Part of my inattention to this blog stems from having a sense of not having enough time to keep it up. It takes me a long time to compose even a short, simple post, and usually my posts are neither. I do love to organize my thoughts about different aspects of the show and get them down on paper (I’ve always loved writing), but, as you know, life changes and the time you used to have to devote to an activity evaporates. I would like to start keeping this up and I’m going to try, but I can’t promise anything.

Another large part of my absence has been caused by the show itself. One of my most recent posts was about my disappointment with Series 8. It was written before Series 9 was aired and expressed hopes that the upcoming season would be much better. Well, unfortunately, it wasn’t. Series 9 made many of the same mistakes I felt it made with Series 8. It continued to deviate from the adventure format that had served it so well for the previous fifty years and instead concentrated on the relationship and friction between the Doctor and the companion. What adventure that was there seemed to be contrived to make a point, rather than a story of conflict and solution that happened to have a broader point (best demonstrated by the terrible writing and setup in the Zygon episodes to push the characters to the final scene and the Doctor’s speech about the follies of war, but also by all of the episodes involving Ashildr). “Face the Raven” was an exploration of the kind of trap that must be woven to catch the Doctor and gave Clara a beautiful and fitting ending, and of course “Heaven Sent” was a masterpiece, but both were thrown away with the travesty that was “Hell Bent”.

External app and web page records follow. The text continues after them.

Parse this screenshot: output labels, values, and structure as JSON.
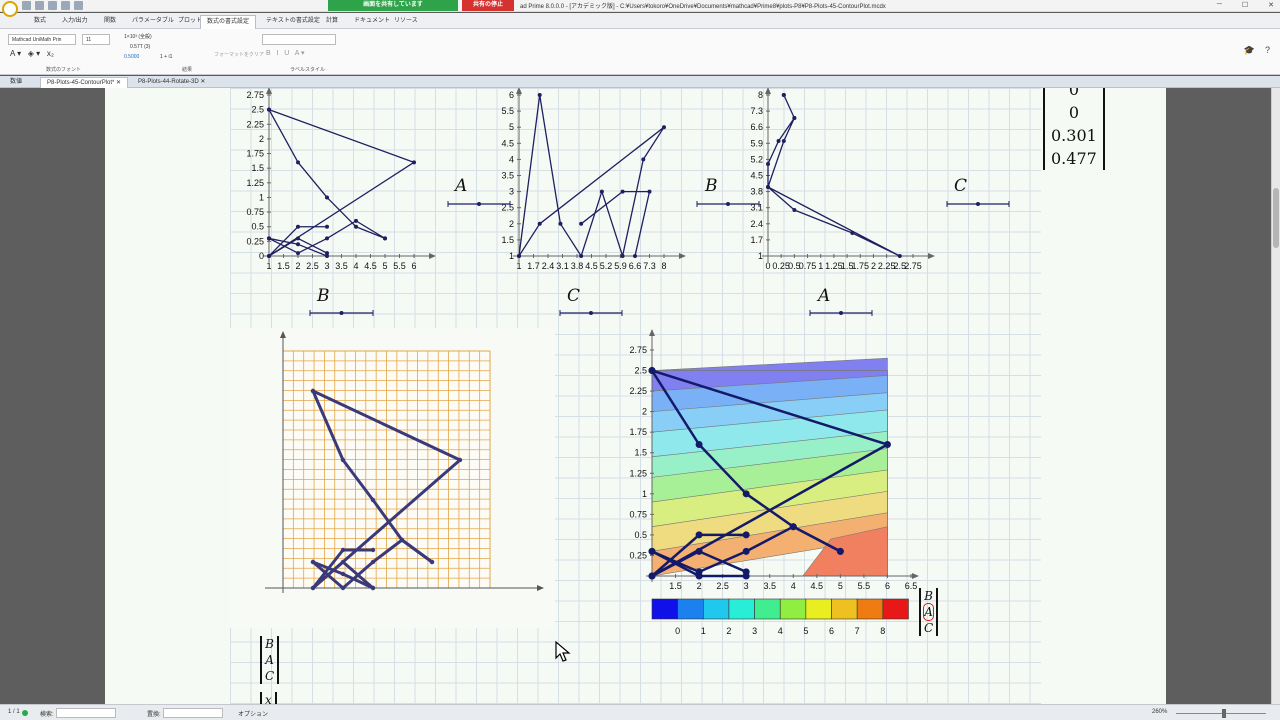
{
  "window": {
    "title": "ad Prime 8.0.0.0 - [アカデミック版] - C:¥Users¥tokoro¥OneDrive¥Documents¥mathcad¥Prime8¥plots-P8¥P8-Plots-45-ContourPlot.mcdx",
    "share_status": "画面を共有しています",
    "stop_share": "共有の停止"
  },
  "ribbon_tabs": [
    "数式",
    "入力/出力",
    "関数",
    "パラメータブル",
    "プロット",
    "数式の書式設定",
    "テキストの書式設定",
    "計算",
    "ドキュメント",
    "リソース"
  ],
  "ribbon_tab_active": "数式の書式設定",
  "ribbon": {
    "font_name": "Mathcad UniMath Prin",
    "font_size": "11",
    "number_format_1": "1×10³ (全般)",
    "number_format_2": "0.57T (3)",
    "number_format_3": "0.5000",
    "number_format_4": "1 + i1",
    "clear_format": "フォーマットをクリア",
    "group_font": "数式のフォント",
    "group_result": "結果",
    "group_label": "ラベルスタイル"
  },
  "doc_tabs": [
    "数値",
    "P8-Plots-45-ContourPlot*",
    "P8-Plots-44-Rotate-3D"
  ],
  "doc_tab_active": 1,
  "status": {
    "page": "1 / 1",
    "search_label": "検索:",
    "replace_label": "置換:",
    "options": "オプション",
    "zoom": "260%"
  },
  "math": {
    "label_a": "A",
    "label_b": "B",
    "label_c": "C",
    "label_x": "x",
    "vector_top": [
      "0",
      "0",
      "0.301",
      "0.477"
    ],
    "vector_bac": [
      "B",
      "A",
      "C"
    ]
  },
  "plots": {
    "p1": {
      "y_ticks": [
        "0",
        "0.25",
        "0.5",
        "0.75",
        "1",
        "1.25",
        "1.5",
        "1.75",
        "2",
        "2.25",
        "2.5",
        "2.75"
      ],
      "x_ticks": [
        "1",
        "1.5",
        "2",
        "2.5",
        "3",
        "3.5",
        "4",
        "4.5",
        "5",
        "5.5",
        "6"
      ]
    },
    "p2": {
      "y_ticks": [
        "1",
        "1.5",
        "2",
        "2.5",
        "3",
        "3.5",
        "4",
        "4.5",
        "5",
        "5.5",
        "6"
      ],
      "x_ticks": [
        "1",
        "1.7",
        "2.4",
        "3.1",
        "3.8",
        "4.5",
        "5.2",
        "5.9",
        "6.6",
        "7.3",
        "8"
      ]
    },
    "p3": {
      "y_ticks": [
        "1",
        "1.7",
        "2.4",
        "3.1",
        "3.8",
        "4.5",
        "5.2",
        "5.9",
        "6.6",
        "7.3",
        "8"
      ],
      "x_ticks": [
        "0",
        "0.25",
        "0.5",
        "0.75",
        "1",
        "1.25",
        "1.5",
        "1.75",
        "2",
        "2.25",
        "2.5",
        "2.75"
      ]
    },
    "contour": {
      "y_ticks": [
        "0.25",
        "0.5",
        "0.75",
        "1",
        "1.25",
        "1.5",
        "1.75",
        "2",
        "2.25",
        "2.5",
        "2.75"
      ],
      "x_ticks": [
        "1.5",
        "2",
        "2.5",
        "3",
        "3.5",
        "4",
        "4.5",
        "5",
        "5.5",
        "6",
        "6.5"
      ],
      "legend_ticks": [
        "0",
        "1",
        "2",
        "3",
        "4",
        "5",
        "6",
        "7",
        "8"
      ],
      "legend_colors": [
        "#1010e8",
        "#1c80ee",
        "#20c8ee",
        "#28eed8",
        "#40ee90",
        "#90ee40",
        "#e8ee20",
        "#eec020",
        "#ee7c10",
        "#e81818"
      ]
    }
  }
}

I could go on, but I won’t – there’s no point other than to complain. Just like with Series 8, Series 9 left me angry and upset that the show that I loved so much was just so bad. The announcement that Steven Moffat was leaving after Series 10 and Chris Chibnall was going to be the new showrunner elated me, because I could hope that he will turn the show away from its current angst-fest direction and steer it back to a more story-driven course. Mr. Chibnall’s Doctor Who episodes have the adventure feel to them, even though some have been, well, terrible (I’m looking at you, “Power of Three”). And, of course, I’m a huge Broadchurch fan, and I’ve always loved “42”.

But back to my point. I stopped writing here after Series 9 debuted because I want to keep this blog to its purpose, which is documenting my explorations into the Doctor Who universe and fandom. While that does mean criticizing the show when it deserves it – and there are tons of episodes and audios out there that are just plain bad – I want to keep the tone of this blog positive; after all, I still love Doctor Who. There is, sadly, very little positive I can say about Series 8 and Series 9, and since, at the time, Series 9 was the only thing to really talk about, I had nothing to say here. And then, of course, I forgot about this blog for a while.

Hopefully, though, I’m back, to talk about all the things I love about Doctor Who. That means the classic show, the modern show from Series 1 through “The Day of the Doctor” (well… Series 7 was really shaky…), and the Big Finish audios. I think that a lot of my posts are going to be reviews, to jot down what I liked or didn’t like about things, especially the audios (there’s just too many of them to remember). And there’ll be a bit about the fandom itself, as I attend conventions, recommend some fan artists I like, and discuss DW fanfiction. There’s just too much to love!